  • 19. Enterprise Architecture Management Practices
  • 20. Enterprise Architecture Management Practices
  • 21. How Architecture Management Practices Evolve
  • 22. Build the Foundation One Project at a Time
  • 23. The IT Engagement Model
    Companywide IT Governance:
    Decision rights and accountability framework to encourage desirable behaviour in the use of IT
    Project Management:
    Formalised project methodology, with clear deliverables and regular checkpoints
    Linking Mechanisms:
    Processes and decision-making bodies that align incentives and connect the project-level activities to the overall IT Governance
  • 24. The IT Engagement Model
    Company Level
    Companywide IT Governance
    Company strategy and operations
    Enterprise Architecture
    Business unit Level
    Linking mechanisms
    Business unit strategy and operations
    Business unit architecture
    Project Management
    Project team Level
    Project Plan
    Project IT architecture
  • 25. Types of Linking Mechanisms
    Business Linkage
    • Program Prioritisation
    • 26. Business sponsors for projects
    • 27. Early stage involvement of people representing companywide objectives (e.g. Hot housing)
    • 28. Regular project reviews conducted by company level office
    • 29. Post-Implementation review tied to company goals
    • 30. Bonuses and incentives tied to company goals
    • 31. Process owners
    Enterprise Level
    Companywide IT Governance
    Business unit Level
    Project Management
    Architecture Linkage
    • Project Teams including architect
    • 32. Architecture exception management
    • 33. Architecture Training
    • 34. Project Funding and continuation dependent upon architecture compliance
    Project Level
    Alignment Linkage
    • Business-IT relationship managers
    • 35. Project Management Office
    • 36. Project Management Training
  • Use Enterprise Architecture to Guide Outsourcing
  • 37. Outsourcing Objectives
  • 38. Three Outsourcing Models
    Three mutually exclusive outsourcing Models
  • 39. Different outsourcing relationships are suited to different stages
  • 40. Sources of Reference
    J.W.Ross, P. Weill, D.C. Robertson, Enterprise Archictecture as Strategy, 2006, Havard Business School Press.
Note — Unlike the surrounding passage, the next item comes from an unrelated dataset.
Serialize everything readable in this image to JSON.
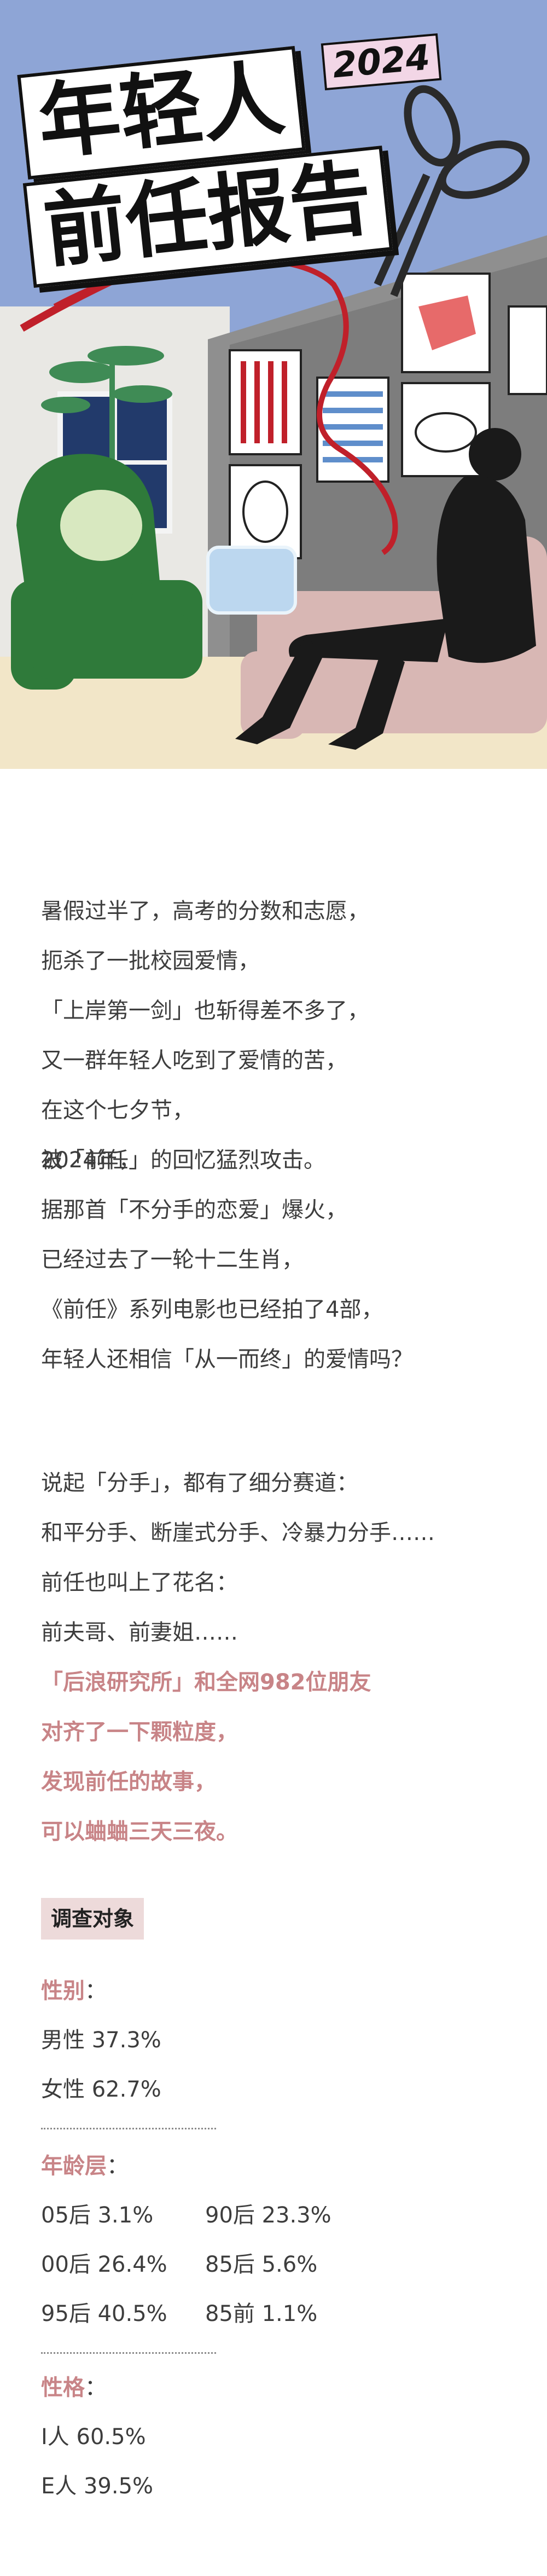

ISBN: 1-59139-839-8
  • 41. If you have one last breadth use it to say...